Five mistakes that will get your job application tossed out

When you begin applying for finance jobs, you might fast forward to prepping for a discussion with a hiring manager. But the truth is, if you falter on basic steps of the application process, your resume may not make it past the recruiter’s inbox.

The job market—and the finance industry is particular—is a competitive place. While interviews are used to weed out qualified applicants, the application process initially narrows down the candidacy pool dramatically. Therefore, it’s important to avoid the most common mistakes to prevent your application from ever being considered. Listed below are several mistakes that may jeopardize your candidacy for a position.

1. Failing to follow the application process
You might have your MBA and several years of experience, but if you fail to follow the application process outlined by an employer, hiring managers may never see your resume. It helps to remember that hundreds of people may be applying for jobs, and one of the first things an employer will do is check to make sure all the requirements have been met. This means that if they ask you to submit a resume, cover letter, writing sample and references, and you balk at sending in a writing sample, your application may be immediately disqualified.
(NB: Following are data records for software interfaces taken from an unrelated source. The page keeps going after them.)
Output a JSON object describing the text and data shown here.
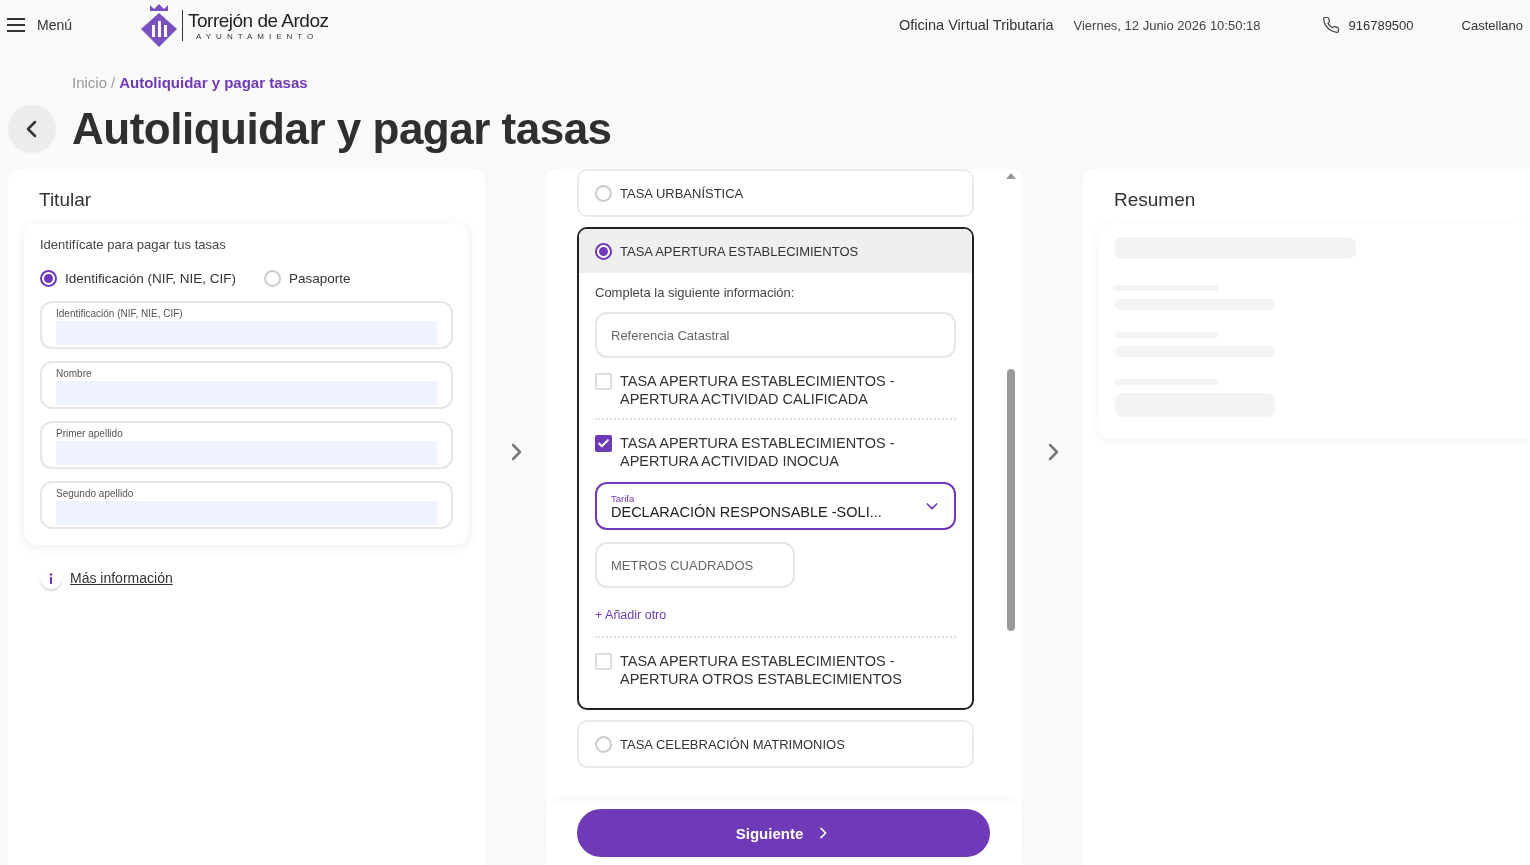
{
  "header": {
    "menu_label": "Menú",
    "logo": {
      "name": "Torrejón de Ardoz",
      "subtitle": "AYUNTAMIENTO"
    },
    "office": "Oficina Virtual Tributaria",
    "datetime": "Viernes, 12 Junio 2026 10:50:18",
    "phone": "916789500",
    "language": "Castellano"
  },
  "breadcrumb": [
    {
      "label": "Inicio",
      "current": false
    },
    {
      "label": "Autoliquidar y pagar tasas",
      "current": true
    }
  ],
  "breadcrumb_separator": "/",
  "title": "Autoliquidar y pagar tasas",
  "titular": {
    "title": "Titular",
    "intro": "Identifícate para pagar tus tasas",
    "id_options": [
      {
        "label": "Identificación (NIF, NIE, CIF)",
        "selected": true
      },
      {
        "label": "Pasaporte",
        "selected": false
      }
    ],
    "fields": [
      {
        "label": "Identificación (NIF, NIE, CIF)"
      },
      {
        "label": "Nombre"
      },
      {
        "label": "Primer apellido"
      },
      {
        "label": "Segundo apellido"
      }
    ],
    "more_info": "Más información"
  },
  "taxes": [
    {
      "label": "TASA URBANÍSTICA",
      "selected": false
    },
    {
      "label": "TASA APERTURA ESTABLECIMIENTOS",
      "selected": true,
      "details": {
        "intro": "Completa la siguiente información:",
        "reference_placeholder": "Referencia Catastral",
        "options": [
          {
            "label": "TASA APERTURA ESTABLECIMIENTOS - APERTURA ACTIVIDAD CALIFICADA",
            "checked": false
          },
          {
            "label": "TASA APERTURA ESTABLECIMIENTOS - APERTURA ACTIVIDAD INOCUA",
            "checked": true,
            "tariff": {
              "label": "Tarifa",
              "value": "DECLARACIÓN RESPONSABLE -SOLI..."
            },
            "area_placeholder": "METROS CUADRADOS",
            "add_link": "+ Añadir otro"
          },
          {
            "label": "TASA APERTURA ESTABLECIMIENTOS - APERTURA OTROS ESTABLECIMIENTOS",
            "checked": false
          }
        ]
      }
    },
    {
      "label": "TASA CELEBRACIÓN MATRIMONIOS",
      "selected": false
    }
  ],
  "summary": {
    "title": "Resumen"
  },
  "next_button": "Siguiente"
}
2. Leaving out key information
It can be frustrating when, in addition to submitting your resume, you are required to fill out a manual application that asks for all the information included in your attached resume. Often, you may be tempted to fly through this process and leave out data that isn’t pertinent or may be time-consuming to complete (such as your lengthy job history.) However, leaving the information out suggests to employers that you are not excited enough about the position to work for an interview.
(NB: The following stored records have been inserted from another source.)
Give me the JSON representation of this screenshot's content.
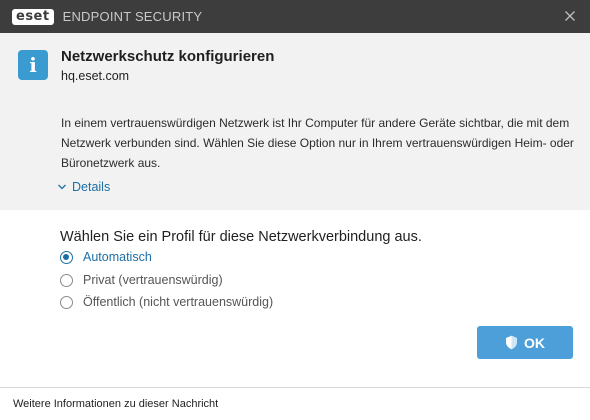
{
  "window": {
    "logo_text": "eset",
    "title": "ENDPOINT SECURITY",
    "close_icon": "close-icon"
  },
  "header": {
    "info_icon_glyph": "i",
    "heading": "Netzwerkschutz konfigurieren",
    "network_name": "hq.eset.com",
    "description": "In einem vertrauenswürdigen Netzwerk ist Ihr Computer für andere Geräte sichtbar, die mit dem Netzwerk verbunden sind. Wählen Sie diese Option nur in Ihrem vertrauenswürdigen Heim- oder Büronetzwerk aus.",
    "details_label": "Details"
  },
  "profile": {
    "prompt": "Wählen Sie ein Profil für diese Netzwerkverbindung aus.",
    "options": [
      {
        "label": "Automatisch",
        "selected": true
      },
      {
        "label": "Privat (vertrauenswürdig)",
        "selected": false
      },
      {
        "label": "Öffentlich (nicht vertrauenswürdig)",
        "selected": false
      }
    ]
  },
  "actions": {
    "ok_label": "OK"
  },
  "footer": {
    "more_info": "Weitere Informationen zu dieser Nachricht"
  },
  "colors": {
    "titlebar": "#3d3d3d",
    "accent": "#1c6fa5",
    "button": "#4c9fd8",
    "info_badge": "#3a9bd1",
    "header_bg": "#f2f2f2"
  }
}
3. Committing spelling and grammatical errors
Third-grade spelling stands out to recruiters quickly, meaning that your application may go from their hands directly into the trash bin. It may not be fair to be judged on a single mistake, but when there are piles of applications to sort through, employers want to choose someone who practices attention to detail and precision. The way in which you present yourself on paper is directly synonymous with how you may present yourself to the company and clients. No one wants to hire someone who makes preventable mistakes.

4. Applying for jobs for which you don’t qualify
You may have been given a great deal of responsibilities out of your pay grade in your last job, but it’s still important to stick to applying for jobs for which you qualify. When a company asks for 5 to 10 years of experience, and you only have three, it may be more challenging for employers to take your application seriously. This is particularly true if there are several qualified job candidates that have the experience level that you lack. Instead, read each application carefully to ensure you meet the basic qualifications before submitting your resume.

5. Missing application deadlines
If you’re swamped with other activities, you may think it’s okay to submit that job application a day or two late. Think again. Employers impose deadlines for a reason, and missing them suggests that you not only think you’re above the rules, but that you can follow simple instructions. If employers cannot trust you to abide by their deadlines, they may think that you won’t be willing to follow important work deadlines should you be hired.